··· INPUT FOR THIS TASK ···
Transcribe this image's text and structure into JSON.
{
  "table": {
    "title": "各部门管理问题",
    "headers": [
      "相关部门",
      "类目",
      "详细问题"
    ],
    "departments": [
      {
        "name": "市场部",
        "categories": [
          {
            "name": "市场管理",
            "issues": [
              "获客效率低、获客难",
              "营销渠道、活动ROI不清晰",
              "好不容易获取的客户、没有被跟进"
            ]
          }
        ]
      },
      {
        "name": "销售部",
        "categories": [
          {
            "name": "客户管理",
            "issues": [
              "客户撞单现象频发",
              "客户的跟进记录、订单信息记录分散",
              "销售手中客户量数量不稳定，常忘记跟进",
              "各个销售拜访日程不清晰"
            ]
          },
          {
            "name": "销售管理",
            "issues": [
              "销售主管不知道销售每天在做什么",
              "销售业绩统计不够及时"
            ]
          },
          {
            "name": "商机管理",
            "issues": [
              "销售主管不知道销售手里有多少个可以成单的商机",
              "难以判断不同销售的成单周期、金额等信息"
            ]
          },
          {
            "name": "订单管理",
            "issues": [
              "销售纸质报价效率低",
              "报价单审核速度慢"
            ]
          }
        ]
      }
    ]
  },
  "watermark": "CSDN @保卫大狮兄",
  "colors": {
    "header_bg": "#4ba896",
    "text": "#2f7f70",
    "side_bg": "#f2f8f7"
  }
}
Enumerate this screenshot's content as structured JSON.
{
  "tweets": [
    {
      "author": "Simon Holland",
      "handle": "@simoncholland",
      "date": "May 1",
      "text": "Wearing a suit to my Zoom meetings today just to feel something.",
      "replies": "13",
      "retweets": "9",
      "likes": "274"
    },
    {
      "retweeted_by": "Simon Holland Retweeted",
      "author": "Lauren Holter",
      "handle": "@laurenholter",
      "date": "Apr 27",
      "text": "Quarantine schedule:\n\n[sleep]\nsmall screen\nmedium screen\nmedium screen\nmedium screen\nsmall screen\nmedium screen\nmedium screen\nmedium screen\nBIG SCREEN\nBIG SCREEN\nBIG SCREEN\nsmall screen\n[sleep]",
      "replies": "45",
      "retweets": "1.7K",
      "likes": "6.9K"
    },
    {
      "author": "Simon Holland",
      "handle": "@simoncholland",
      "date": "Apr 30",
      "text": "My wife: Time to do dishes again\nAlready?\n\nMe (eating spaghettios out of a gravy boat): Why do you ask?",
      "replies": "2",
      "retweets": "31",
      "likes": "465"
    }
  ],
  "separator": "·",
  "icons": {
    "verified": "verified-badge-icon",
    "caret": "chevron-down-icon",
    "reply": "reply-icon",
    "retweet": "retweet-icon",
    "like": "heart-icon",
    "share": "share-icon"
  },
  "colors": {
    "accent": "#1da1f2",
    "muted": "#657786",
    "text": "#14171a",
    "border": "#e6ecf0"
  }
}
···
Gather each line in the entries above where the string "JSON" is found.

Transcribe this image's text and structure into JSON.
Enumerate this screenshot's content as structured JSON.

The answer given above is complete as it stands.